Tuesday, September 9, 2008
Monsters & Treasures of the Wilderlands I (M&T henceforth) is a 17-page PDF (one of which is a credits and OGL page) written by James Mishler of Adventure Games Publishing and sells for $4. The product is extremely text-heavy, with three columns of what looked to be 8-point type throughout. The typeface was easy even for my aging eyes to read, but I would not be surprised if others found it less legible, particularly given that there are no illustrations to break up the text. This isn't a criticism so much as a simple acknowledgement that you're getting a lot of words for your $4 -- and very good words at that.
M&T describes 16 new monsters and an equal number of new magical items for use with AGP's "Wilderlands of High Adventure," a variant of the classic Judges Guild campaign setting for use with Troll Lord's Castles & Crusades. Although C&C is derived from the D20 SRD and is, in many ways, a kind of "3e Lite," it's most admirable feature is that enough of the cruft and accretions of 3e have been stripped away so that products written for C&C work well with older editions of D&D and their retro-clones/simulacra without much effort. This ease of conversion works to the advantage of M&T, whose contents would make great additions to many old school games. Despite this, I will note here that I think C&C still retains a little too much of 3e's obsession with mechanical exactitude, which is why many of the otherwise excellent entries in this product are longer than they need to have been. Given the density of the text, this is a small blemish and I can hardly fault Mishler for having stayed true to M&T's native rules set.
The monsters described herein range from low-level foes, such as giant vampire bats, to much mightier ones, such as fallen demigods known as the angrasinamru and everything in between. I appreciated the breadth of the entries, both thematically and mechanically. I also enjoyed the fact that many of them were worthy of the fine Gygaxian tradition of taking the germ of an idea from myth or legend and reworking it into a unique creature for use in one's fantasy campaign. Several monsters contain a "Death" entry indicating the unusual consequences of its being slain, such as the earth and stars mourning the death of the aforementioned angrasinamru or how the gorgosphinx turns into a statue of rock salt capable of petrifying anyone who is so foolish as to consume part of it. It's little touches like these that elevate the monsters in M&T above the usual fare found in monster books. I also note with approval that many of these creatures contain honest-to-goodness save or die effects of the sort that are so out of fashion these days.
The magical treasures described in this product are similarly good, demonstrating a terrific combination of creativity, whimsy, and old school sensibilities. I was particularly taken with the Demon Die of the Mandarin-Lords, an arcane dodecahedron once used by servants of an ancient emperor devoted to Chance and whose rolls determine the justice meted out against those accused of crimes. Naturally, there's a D12 random table that's suitably nasty, since "the Accursed Emperor was fond of chance, but liked to hedge his bets!" Many of the magical treasures exhibit negative qualities in addition to their beneficial ones.
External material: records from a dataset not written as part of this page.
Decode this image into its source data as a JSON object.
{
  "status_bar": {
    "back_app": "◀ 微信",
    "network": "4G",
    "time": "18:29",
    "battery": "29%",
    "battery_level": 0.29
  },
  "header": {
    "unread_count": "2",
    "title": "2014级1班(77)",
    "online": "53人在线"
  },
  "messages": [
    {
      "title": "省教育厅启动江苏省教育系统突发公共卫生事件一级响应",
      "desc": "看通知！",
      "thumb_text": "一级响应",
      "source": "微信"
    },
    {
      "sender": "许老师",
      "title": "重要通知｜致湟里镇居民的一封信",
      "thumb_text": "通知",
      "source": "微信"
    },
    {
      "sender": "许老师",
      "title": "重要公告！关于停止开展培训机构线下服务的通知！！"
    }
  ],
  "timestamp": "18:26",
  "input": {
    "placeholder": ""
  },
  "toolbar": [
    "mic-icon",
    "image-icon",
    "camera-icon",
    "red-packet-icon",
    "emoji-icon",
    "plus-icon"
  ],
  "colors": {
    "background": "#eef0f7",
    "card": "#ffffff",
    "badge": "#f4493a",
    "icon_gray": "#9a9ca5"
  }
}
There's a price to pay for using them, in keeping with the traditions of pulp fantasy on which D&D was founded. Unsurprisingly, I think very highly of this approach.
If I have a complaint about Monsters & Treasures of the Wilderlands I, it's that there's not yet a volume II. For the price, this is a superb product and I found myself wishing for more monsters and treasures from Mishler's remarkable imagination. I'll admit that I also regret the lack of art, since several of the monsters have bizarre appearances that took me some time to wrap my head around. For some, though, this is a feature, not a bug and I'm sure the lack of art helped keep the price of the product down, so it may be a boon in disguise. I encountered a few small editorial glitches here and there, but nothing worthy of specific note. I wholeheartedly recommend this product and hope to see additional entries in the series before too long.
Final Score: 5 out of 5 polearms